There are 720,000 registered refugees in Lebanon, 520,000 in Jordan, 464,000 in Turkey and 200,000 in Iraq, according to UNHCR data, though the real numbers could be far higher.
With most of the refugees living within local communities rather than camps, everything from food and water supplies to education and health services are under massive strain, while the labour market has gone askew and prices have climbed fast.
"This is the humanitarian spillover of the political and military violence taking place in Syria," said Jordanian minister Judeh.
"The magnitude of this humanitarian crisis has proven to be beyond the ability of any country to deal with," he added, while Iraq's Zebari said numbers were certain to snowball in the absence of "durable, political solutions".

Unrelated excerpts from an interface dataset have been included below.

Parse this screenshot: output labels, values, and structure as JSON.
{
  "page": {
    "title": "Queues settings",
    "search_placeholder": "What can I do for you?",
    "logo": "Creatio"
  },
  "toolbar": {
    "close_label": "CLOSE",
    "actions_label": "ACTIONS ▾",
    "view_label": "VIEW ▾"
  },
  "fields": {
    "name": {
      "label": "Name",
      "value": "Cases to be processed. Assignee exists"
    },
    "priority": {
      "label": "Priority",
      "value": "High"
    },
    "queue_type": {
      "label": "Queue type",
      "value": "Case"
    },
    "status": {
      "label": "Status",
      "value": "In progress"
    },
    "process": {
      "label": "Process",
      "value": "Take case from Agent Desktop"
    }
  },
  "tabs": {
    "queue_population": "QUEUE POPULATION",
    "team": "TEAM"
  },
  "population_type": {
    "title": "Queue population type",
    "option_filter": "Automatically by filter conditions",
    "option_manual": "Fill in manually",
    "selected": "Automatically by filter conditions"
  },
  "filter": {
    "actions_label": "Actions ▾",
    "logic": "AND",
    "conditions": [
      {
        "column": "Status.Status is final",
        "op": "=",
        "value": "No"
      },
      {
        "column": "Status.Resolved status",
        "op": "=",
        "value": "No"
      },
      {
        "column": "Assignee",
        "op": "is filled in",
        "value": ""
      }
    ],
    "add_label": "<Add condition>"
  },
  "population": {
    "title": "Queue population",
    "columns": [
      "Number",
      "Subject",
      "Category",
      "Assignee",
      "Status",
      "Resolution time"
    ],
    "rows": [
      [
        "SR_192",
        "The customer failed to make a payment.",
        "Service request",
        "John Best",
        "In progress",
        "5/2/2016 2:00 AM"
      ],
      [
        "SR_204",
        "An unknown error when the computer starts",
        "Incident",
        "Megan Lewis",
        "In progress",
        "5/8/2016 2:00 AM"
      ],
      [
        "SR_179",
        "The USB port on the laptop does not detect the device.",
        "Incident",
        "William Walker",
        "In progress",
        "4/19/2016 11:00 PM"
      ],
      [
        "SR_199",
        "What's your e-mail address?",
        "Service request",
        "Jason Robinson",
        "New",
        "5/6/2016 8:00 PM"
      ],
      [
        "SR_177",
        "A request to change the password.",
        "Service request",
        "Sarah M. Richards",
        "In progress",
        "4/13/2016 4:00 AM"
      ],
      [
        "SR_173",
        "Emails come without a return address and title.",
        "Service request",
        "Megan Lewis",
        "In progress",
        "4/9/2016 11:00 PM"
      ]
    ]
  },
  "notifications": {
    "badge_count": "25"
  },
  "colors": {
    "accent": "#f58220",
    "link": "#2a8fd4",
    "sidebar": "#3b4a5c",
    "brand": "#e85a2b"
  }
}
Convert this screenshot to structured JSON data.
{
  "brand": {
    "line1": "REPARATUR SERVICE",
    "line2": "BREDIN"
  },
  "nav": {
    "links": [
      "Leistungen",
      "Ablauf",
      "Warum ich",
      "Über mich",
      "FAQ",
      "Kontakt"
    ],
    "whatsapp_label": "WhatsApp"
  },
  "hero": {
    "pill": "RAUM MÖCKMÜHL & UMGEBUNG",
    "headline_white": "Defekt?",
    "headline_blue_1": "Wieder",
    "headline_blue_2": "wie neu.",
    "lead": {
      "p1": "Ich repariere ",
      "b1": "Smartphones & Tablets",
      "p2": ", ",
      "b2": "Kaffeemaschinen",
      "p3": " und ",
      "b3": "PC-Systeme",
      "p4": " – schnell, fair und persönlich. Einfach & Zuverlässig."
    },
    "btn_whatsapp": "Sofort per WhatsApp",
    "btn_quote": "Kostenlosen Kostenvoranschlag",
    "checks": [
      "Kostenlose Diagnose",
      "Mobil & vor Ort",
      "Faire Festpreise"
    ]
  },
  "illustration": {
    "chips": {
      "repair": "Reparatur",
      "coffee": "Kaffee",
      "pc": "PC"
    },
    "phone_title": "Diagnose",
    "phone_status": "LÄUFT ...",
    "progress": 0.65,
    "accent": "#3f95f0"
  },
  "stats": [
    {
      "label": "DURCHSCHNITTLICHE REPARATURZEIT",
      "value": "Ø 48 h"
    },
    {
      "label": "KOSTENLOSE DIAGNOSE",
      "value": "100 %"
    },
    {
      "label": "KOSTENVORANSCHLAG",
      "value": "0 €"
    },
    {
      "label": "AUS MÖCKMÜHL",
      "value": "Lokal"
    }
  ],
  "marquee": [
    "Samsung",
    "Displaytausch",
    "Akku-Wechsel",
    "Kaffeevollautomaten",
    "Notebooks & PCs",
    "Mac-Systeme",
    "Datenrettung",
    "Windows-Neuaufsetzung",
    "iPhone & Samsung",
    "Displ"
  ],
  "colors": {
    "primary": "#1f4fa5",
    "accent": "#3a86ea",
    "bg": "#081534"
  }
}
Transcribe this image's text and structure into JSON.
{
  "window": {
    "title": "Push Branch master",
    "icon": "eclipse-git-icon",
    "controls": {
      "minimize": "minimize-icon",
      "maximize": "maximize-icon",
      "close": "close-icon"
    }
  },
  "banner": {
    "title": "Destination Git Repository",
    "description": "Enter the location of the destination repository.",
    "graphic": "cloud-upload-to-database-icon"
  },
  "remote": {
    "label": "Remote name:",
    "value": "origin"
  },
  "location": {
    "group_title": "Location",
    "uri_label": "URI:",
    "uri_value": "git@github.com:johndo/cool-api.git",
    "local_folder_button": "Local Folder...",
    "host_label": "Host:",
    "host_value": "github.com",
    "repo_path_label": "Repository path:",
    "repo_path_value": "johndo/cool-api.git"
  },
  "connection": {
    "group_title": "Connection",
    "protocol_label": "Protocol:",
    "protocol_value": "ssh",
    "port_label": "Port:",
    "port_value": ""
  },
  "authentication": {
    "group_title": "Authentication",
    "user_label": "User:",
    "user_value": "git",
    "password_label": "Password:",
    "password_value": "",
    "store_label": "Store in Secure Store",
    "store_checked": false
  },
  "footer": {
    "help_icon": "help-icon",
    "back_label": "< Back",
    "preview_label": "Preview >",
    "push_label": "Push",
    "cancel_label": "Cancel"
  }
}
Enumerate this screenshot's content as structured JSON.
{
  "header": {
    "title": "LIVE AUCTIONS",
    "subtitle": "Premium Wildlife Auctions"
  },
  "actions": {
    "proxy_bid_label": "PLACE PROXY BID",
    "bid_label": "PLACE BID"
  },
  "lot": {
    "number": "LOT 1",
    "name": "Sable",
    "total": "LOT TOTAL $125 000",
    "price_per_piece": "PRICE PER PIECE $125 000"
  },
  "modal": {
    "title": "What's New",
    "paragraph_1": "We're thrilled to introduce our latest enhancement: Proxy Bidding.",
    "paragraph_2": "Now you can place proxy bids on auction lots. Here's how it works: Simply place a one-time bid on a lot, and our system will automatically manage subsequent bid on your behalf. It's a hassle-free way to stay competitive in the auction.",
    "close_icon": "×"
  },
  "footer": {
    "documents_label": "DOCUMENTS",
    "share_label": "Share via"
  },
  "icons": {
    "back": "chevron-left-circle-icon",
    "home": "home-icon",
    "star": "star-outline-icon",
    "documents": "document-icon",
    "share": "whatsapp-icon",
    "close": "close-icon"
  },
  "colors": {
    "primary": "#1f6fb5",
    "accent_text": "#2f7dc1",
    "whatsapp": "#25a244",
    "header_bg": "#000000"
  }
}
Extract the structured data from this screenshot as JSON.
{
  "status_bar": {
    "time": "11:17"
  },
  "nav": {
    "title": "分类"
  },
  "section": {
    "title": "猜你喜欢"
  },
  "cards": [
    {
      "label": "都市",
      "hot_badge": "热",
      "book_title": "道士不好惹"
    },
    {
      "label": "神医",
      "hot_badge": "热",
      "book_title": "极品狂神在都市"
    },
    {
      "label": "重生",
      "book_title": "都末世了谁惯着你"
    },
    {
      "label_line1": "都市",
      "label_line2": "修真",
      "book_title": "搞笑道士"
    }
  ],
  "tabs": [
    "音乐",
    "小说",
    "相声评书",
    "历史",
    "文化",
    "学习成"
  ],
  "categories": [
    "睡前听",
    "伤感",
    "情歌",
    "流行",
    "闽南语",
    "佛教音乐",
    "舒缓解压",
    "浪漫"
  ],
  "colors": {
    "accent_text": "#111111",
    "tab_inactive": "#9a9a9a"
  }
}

Lebanon's Faour said his country was committed to host and protect Syrians, despite the heavy burden, a message echoed by his counterparts.
"The response of the international community to this crisis is frustrating. It's frustrating on the humanitarian level. It's frustrating on the political level," Faour said.
The number of people flooding out of Syria has risen after the regime's alleged use of chemical weapons against civilians and fears of Western military action.
"We are at another threshold," said Davutoglu of Turkey.
"If this violence against civilians continues like before and there is no international reaction to it, we are scared that all neighbouring countries will be facing much bigger numbers of refugees," he warned.
"These are the numbers, but these are human beings. We are all human beings. This is the cry of humanity. Enough is enough!"